Additionally, the research report notes of the data used, none of the vehicles operating in autonomous mode were deemed at fault.

Up until now, comparisons based on existing data have been incomplete as requirements in each state for police reported crashes differ, and the majority of severe crashes that go unreported, not the authors. Meanwhile, self-driving cars are required to report every crash, no matter how minor. Thus previous studies have attempted to analyze self-driving car data, which has a full record of all crashes, relative to the current vehicle fleet, which has an incomplete record of crashes. “The comparison is, as the old saying goes, apples to oranges,” the authors state.

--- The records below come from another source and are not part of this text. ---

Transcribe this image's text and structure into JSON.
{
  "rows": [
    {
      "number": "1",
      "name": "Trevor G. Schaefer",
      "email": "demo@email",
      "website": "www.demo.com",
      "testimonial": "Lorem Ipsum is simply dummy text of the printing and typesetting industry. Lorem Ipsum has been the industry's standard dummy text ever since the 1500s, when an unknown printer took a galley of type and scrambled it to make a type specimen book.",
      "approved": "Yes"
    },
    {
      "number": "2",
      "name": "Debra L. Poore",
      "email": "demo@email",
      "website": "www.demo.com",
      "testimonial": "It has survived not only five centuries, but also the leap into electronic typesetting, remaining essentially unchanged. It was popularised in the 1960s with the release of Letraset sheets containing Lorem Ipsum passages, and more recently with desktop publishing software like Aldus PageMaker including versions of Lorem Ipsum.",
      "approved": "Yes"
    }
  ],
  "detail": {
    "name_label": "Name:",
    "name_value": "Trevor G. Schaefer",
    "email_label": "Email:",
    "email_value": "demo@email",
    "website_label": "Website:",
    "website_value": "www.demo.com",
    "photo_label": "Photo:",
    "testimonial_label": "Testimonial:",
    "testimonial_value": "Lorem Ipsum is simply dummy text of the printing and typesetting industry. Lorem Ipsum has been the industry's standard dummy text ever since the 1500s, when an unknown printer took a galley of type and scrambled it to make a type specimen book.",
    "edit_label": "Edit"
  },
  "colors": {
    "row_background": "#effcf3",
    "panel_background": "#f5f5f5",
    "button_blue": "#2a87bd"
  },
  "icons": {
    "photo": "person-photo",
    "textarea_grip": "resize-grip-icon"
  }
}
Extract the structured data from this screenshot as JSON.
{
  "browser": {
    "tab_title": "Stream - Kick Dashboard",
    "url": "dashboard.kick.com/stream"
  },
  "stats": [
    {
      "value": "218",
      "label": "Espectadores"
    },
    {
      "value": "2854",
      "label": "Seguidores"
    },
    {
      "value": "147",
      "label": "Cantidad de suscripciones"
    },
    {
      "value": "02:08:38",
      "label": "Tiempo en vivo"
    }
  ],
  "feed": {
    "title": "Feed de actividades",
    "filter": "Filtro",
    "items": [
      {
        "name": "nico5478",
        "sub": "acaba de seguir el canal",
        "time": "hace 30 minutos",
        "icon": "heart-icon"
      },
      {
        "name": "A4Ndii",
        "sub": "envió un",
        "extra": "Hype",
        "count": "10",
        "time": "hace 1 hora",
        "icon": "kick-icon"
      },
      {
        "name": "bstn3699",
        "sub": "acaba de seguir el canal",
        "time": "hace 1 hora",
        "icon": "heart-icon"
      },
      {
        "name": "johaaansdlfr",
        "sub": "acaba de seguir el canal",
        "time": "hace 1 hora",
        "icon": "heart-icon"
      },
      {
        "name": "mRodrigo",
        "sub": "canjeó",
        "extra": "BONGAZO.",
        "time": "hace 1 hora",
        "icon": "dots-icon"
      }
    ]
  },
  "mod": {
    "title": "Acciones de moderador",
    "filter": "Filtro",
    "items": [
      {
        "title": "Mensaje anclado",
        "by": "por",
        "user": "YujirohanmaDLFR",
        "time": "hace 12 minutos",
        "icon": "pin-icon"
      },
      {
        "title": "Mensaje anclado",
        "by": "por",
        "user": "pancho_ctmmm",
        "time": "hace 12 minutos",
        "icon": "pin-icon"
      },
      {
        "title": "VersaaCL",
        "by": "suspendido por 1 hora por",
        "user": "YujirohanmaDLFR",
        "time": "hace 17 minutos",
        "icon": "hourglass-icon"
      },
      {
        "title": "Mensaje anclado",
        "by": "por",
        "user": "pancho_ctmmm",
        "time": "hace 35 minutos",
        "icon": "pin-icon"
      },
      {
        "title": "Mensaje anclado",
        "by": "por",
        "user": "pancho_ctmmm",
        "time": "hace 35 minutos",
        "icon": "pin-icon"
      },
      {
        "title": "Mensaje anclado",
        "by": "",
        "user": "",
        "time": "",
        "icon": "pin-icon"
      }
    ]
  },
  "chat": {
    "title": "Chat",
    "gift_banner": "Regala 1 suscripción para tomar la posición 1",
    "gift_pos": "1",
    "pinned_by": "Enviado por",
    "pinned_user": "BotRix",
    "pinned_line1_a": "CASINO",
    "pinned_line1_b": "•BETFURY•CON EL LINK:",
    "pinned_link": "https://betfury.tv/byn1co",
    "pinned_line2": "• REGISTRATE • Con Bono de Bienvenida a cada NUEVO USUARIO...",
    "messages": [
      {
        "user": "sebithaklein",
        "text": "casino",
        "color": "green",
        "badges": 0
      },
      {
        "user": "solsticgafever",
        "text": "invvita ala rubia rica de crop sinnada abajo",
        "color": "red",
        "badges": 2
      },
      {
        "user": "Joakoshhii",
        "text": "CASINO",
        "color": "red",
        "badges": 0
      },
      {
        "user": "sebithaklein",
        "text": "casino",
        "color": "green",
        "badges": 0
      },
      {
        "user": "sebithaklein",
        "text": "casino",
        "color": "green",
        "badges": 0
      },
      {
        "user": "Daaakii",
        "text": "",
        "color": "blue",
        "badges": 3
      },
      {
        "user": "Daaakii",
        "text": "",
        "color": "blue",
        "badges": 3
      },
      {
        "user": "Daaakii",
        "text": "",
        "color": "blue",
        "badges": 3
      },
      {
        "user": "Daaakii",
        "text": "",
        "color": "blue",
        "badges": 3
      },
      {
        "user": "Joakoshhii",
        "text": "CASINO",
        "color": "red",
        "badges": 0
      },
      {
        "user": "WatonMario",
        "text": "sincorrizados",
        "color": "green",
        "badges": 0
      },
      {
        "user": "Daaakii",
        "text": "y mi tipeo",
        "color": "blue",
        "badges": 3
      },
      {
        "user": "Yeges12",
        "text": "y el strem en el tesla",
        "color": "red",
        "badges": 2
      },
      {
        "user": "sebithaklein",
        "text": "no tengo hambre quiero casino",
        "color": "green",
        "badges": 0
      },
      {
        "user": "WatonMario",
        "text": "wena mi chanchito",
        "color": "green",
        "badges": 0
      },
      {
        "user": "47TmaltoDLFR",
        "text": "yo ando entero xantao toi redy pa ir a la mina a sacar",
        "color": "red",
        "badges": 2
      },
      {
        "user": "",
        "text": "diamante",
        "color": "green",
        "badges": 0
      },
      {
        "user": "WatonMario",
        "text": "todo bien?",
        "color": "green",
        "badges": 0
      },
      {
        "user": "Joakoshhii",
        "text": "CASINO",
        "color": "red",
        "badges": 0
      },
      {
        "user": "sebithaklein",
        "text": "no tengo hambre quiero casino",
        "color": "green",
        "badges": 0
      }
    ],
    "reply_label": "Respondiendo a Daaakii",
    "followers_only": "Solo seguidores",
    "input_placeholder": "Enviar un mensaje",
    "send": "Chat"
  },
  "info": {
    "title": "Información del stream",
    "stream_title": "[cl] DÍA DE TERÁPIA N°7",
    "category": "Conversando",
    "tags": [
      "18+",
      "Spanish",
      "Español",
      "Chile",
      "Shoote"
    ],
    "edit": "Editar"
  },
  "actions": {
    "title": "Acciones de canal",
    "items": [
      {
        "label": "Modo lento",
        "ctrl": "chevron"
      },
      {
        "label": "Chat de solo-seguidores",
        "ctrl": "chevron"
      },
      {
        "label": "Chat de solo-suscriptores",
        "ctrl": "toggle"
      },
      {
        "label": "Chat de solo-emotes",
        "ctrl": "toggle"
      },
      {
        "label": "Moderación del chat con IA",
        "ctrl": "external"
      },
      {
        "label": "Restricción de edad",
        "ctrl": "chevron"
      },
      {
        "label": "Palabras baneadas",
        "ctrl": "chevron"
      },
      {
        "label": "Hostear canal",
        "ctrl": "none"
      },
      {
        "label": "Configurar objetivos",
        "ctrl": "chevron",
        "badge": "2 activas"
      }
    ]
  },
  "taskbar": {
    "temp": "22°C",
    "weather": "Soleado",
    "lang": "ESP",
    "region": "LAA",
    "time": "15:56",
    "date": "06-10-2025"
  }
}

To better estimate existing crash rates, the new report, Automated Vehicle Crash Rate Comparison Using Naturalistic Data, examines national crash data as well as data from naturalistic driving studies that closely monitors the on-road experience of 3,300 vehicles driving more than 34 million vehicle miles. It then compares the results to data from Google’s Self-Driving Car program, which includes written reports, video and vehicle kinematic data that deals with the motion of objects.

The study was conducted by the Virginia Tech Transportation Institute but sponsored by Google. The report includes a disclaimer that its final opinions and conclusions are those of the institute and not necessarily those of Google.

A January 2015 study from the University of Michigan and the Sustainable Worldwide Transportation consortium of researchers said that it is not clear that a self-driving vehicle would ever perform more safely than an experienced, middle-aged driver and that during the transition period when conventional and self-driving vehicles would share the road, safety might actually worsen, at least for the conventional vehicles. However, the researchers noted two important caveats to its work: self-driving cars have traveled far few miles (1.2 million) than conventional cars ((3 trillion) and self-driving cars have been in less challenging (no snowy) road conditions, therefore their exposure is not yet representative of that for conventional vehicles.

The Michigan researchers found that accident rates are higher for self-driving cars on the road with regular cars, although driverless vehicles have never been at fault. The driverless cars are usually hit from behind in slow-speed crashes by humans unaccustomed to machine motorists that always follow the rules and proceed with caution. The Michigan study also found that the severity of injuries in self-driving car crashes is lower than it is in crashes involving conventional vehicles.

Topics Auto Michigan Autonomous Vehicles